After their time in the darkness and all the photoreceptor proteins and Anthocyanidians have done their work, Poinsettias are finally ready for their time in the light—Christmas. Each year in the six weeks leading up to Christmas, over 100 million Poinsettias are sold in America for people to display and see their beautiful red leaves. All their struggle and effort finally realizes its purpose. God will do the same with you and I… and I don’t mean selling us as Christmas decorations.
And after you have suffered a little while, the God of all grace, who has called you to his eternal glory in Christ, will himself restore, confirm, strengthen, and establish you. 1 Peter 5:10 (NIV)
Over 2,000 years ago the very first Christmas was full of waiting and darkness too. A promise had been made, but for 400 years there had been nothing. It seemed as if God had forgotten or changed His mind… and then, Light. In an insignificant small town, to an insignificant small town girl and guy light broke through the darkness and Jesus was born.
Maybe you feel like that right now? You’re stuck in what feels like 400 years of darkness wondering if God has forgotten you or changed His mind.
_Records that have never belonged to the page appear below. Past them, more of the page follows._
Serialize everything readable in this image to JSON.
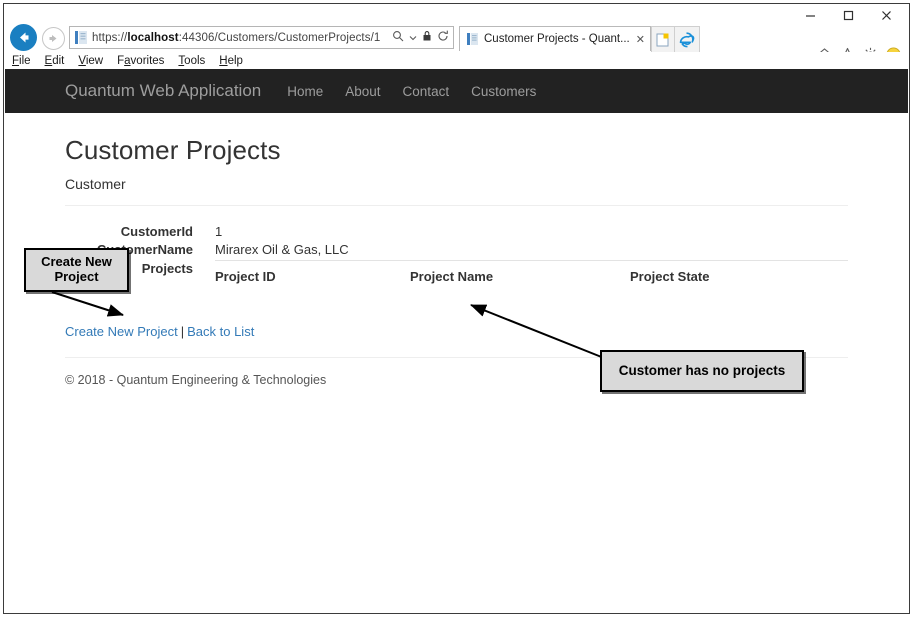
{
  "browser": {
    "window_controls": {
      "minimize": "minimize-icon",
      "maximize": "maximize-icon",
      "close": "close-icon"
    },
    "back_icon": "back-arrow-icon",
    "forward_icon": "forward-arrow-icon",
    "address": {
      "scheme": "https://",
      "host": "localhost",
      "path": ":44306/Customers/CustomerProjects/1",
      "full": "https://localhost:44306/Customers/CustomerProjects/1",
      "favicon": "page-icon",
      "search_icon": "search-icon",
      "dropdown_icon": "chevron-down-icon",
      "lock_icon": "lock-icon",
      "refresh_icon": "refresh-icon"
    },
    "tab": {
      "title": "Customer Projects - Quant...",
      "favicon": "page-icon",
      "close_label": "✕",
      "new_tab_icon": "new-tab-icon",
      "ie_logo_icon": "internet-explorer-icon"
    },
    "toolbar_icons": [
      "home-icon",
      "favorites-star-icon",
      "settings-gear-icon",
      "smiley-feedback-icon"
    ],
    "menubar": [
      {
        "label": "File",
        "accel": "F"
      },
      {
        "label": "Edit",
        "accel": "E"
      },
      {
        "label": "View",
        "accel": "V"
      },
      {
        "label": "Favorites",
        "accel": "a"
      },
      {
        "label": "Tools",
        "accel": "T"
      },
      {
        "label": "Help",
        "accel": "H"
      }
    ]
  },
  "site": {
    "brand": "Quantum Web Application",
    "nav_links": [
      "Home",
      "About",
      "Contact",
      "Customers"
    ],
    "navbar_bg": "#222222",
    "link_color": "#337ab7"
  },
  "page": {
    "title": "Customer Projects",
    "subtitle": "Customer",
    "details": [
      {
        "term": "CustomerId",
        "value": "1"
      },
      {
        "term": "CustomerName",
        "value": "Mirarex Oil & Gas, LLC"
      }
    ],
    "projects_label": "Projects",
    "table": {
      "columns": [
        "Project ID",
        "Project Name",
        "Project State"
      ],
      "rows": []
    },
    "actions": {
      "create_link": "Create New Project",
      "separator": "|",
      "back_link": "Back to List"
    },
    "footer": "© 2018 - Quantum Engineering & Technologies"
  },
  "annotations": [
    {
      "id": "create",
      "text": "Create New Project"
    },
    {
      "id": "noprojects",
      "text": "Customer has no projects"
    }
  ]
}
But He hasn’t. Jesus came that first Christmas so that you and I would no longer have to live in the darkness. He would be our Light, shining the way to freedom and joy.
Again Jesus spoke to them, saying, “I am the light of the world. Whoever follows me will not walk in darkness, but will have the light of life.” John 8:12 (ESV)
When we accept Jesus as who He is (God and man in one), the perfect life He lived, and the sacrifice and miracle of His death and resurrection, we are joined with this light. It lives within us. He lives within us. No matter how much darkness we experience in this life we always have the Light of Life inside us leading the way through. And more than that, we have the promise of living in the Light for eternity. One day all the pain will be healed for good, all the wrong will be brought to a final justice, and the darkness will be banished forever.
The people who walked in darkness have seen a great light; those who dwelt in a land of deep darkness, on them light has shown. Isaiah 9:2 (ESV)
Let me be clear, this does not mean the darkness won’t come in this life. And it does not minimize the painful, frightening, unfair circumstances in our lives. Rather, it puts them in their proper place. Horrible, yes. But also—if we’re willing to trust God and shift our perspective to that of a Poinsettia—an opportunity to transform and shine the Light of Life from within us, into both our own lives and the entire world.
So from now on, whenever you see the bright red leaves of the Poinsettia, look at them from a fresh perspective. The perspective that when the darkness comes so does the opportunity to transform. The perspective that you don’t have to be afraid of the dark. A perspective of the light and beauty that’s within you, waiting to come out. And the perspective to remind you of the first Christmas when the Light named Jesus came for you, so that you could live in the light for all eternity. This is the perspective of a Poinsettia.
Well, those are my remARCs. I hope they in some way, big or small, might have resonated with you. Whether it made you laugh, cry (I hope not too much), smile, or maybe think about life from a different perspective, I hope you take something away from this article that makes your day even the slightest bit better. I’d love to hear your remARCs as well. Feel free to send me an email at email@example.com, or leave a comment on the My RemARCs Facebook, Twitter, or Instagram pages… unless you hated it. In which case, why are you even still reading this? Hope to see you back here soon. Until then, be well and live remARCably.
2 thoughts on “Perspective Of A Poinsettia”
So beautifully written. Thank you for this. This is darkest period of my life but I have hope in Christ!
Another wonderful read. I always enjoy your articles Andrew. Merry Christmas
Love, Sharon Haynes